Throughout the years, The M.e.t. has had many research assistants and interns work diligently to answer questions and solve problems in our local environment.
If you have done research, want to serve as a volunteer research assistant or intern through your school, please send us an email. We are always eager to hear what is important to you and educate the community on important issues!
Featured below is one of our many projects:
Mercury in Your Home
Safeguarding Your Family and Home
From the Thermometer to the Dinner Table
When a mercury thermometer is broken, liquid mercury begins to turn into a gas. If the spill is not cleaned up, the gas will contaminate the home. If mercury is thrown in the trash and taken to the curb, it will eventually be burned with the rest of the trash and go into the air. Rain carries mercury from the air to the ground where it flows to a body of water.

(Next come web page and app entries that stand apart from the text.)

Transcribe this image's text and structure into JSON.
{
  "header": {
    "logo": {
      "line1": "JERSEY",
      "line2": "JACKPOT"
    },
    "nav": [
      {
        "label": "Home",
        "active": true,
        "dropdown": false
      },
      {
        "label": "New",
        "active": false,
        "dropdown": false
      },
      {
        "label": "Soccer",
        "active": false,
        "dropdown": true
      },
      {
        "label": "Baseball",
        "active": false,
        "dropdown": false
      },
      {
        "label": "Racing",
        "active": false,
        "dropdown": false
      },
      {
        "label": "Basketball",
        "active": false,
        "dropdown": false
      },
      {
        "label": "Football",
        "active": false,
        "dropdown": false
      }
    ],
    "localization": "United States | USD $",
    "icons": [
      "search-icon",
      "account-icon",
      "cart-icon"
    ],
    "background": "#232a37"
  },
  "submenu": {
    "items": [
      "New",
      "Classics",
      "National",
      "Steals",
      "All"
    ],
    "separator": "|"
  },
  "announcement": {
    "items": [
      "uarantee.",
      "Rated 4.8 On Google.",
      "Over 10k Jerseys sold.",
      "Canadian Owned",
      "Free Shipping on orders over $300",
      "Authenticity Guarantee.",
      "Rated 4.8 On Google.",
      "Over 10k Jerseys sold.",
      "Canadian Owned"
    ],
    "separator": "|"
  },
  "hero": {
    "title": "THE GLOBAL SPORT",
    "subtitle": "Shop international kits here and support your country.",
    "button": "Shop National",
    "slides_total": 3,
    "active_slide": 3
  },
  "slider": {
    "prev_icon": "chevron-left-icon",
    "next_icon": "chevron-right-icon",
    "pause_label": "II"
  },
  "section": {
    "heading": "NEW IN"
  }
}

Bacteria in the water absorb the mercury and turn it into a more dangerous organic type of mercury, methyl mercury. Fish eat the bacteria and it accumulates in their flesh. This is called bioaccumulation. Accumulation of mercury is dangerous because mercury is more concentrated at the top of the food chain. The larger and older the fish, the more mercury it is likely to have.
Exposure to mercury can cause nervous system damage and birth defects in humans as well as devastating effects on wildlife. Birds hatch fewer eggs, and populations shrink. Mercury exposure can cause deformities such as missing limbs and altered hormone levels, and fish can pass mercury on to humans.
Oklahoma depends on fishing as a major part of its tourism and recreation industries. Recreational fishing contributes $196 million a year to our economy. Contaminated fish make our lakes and rivers less attractive to visitors and therefore hurt the Oklahoma economy.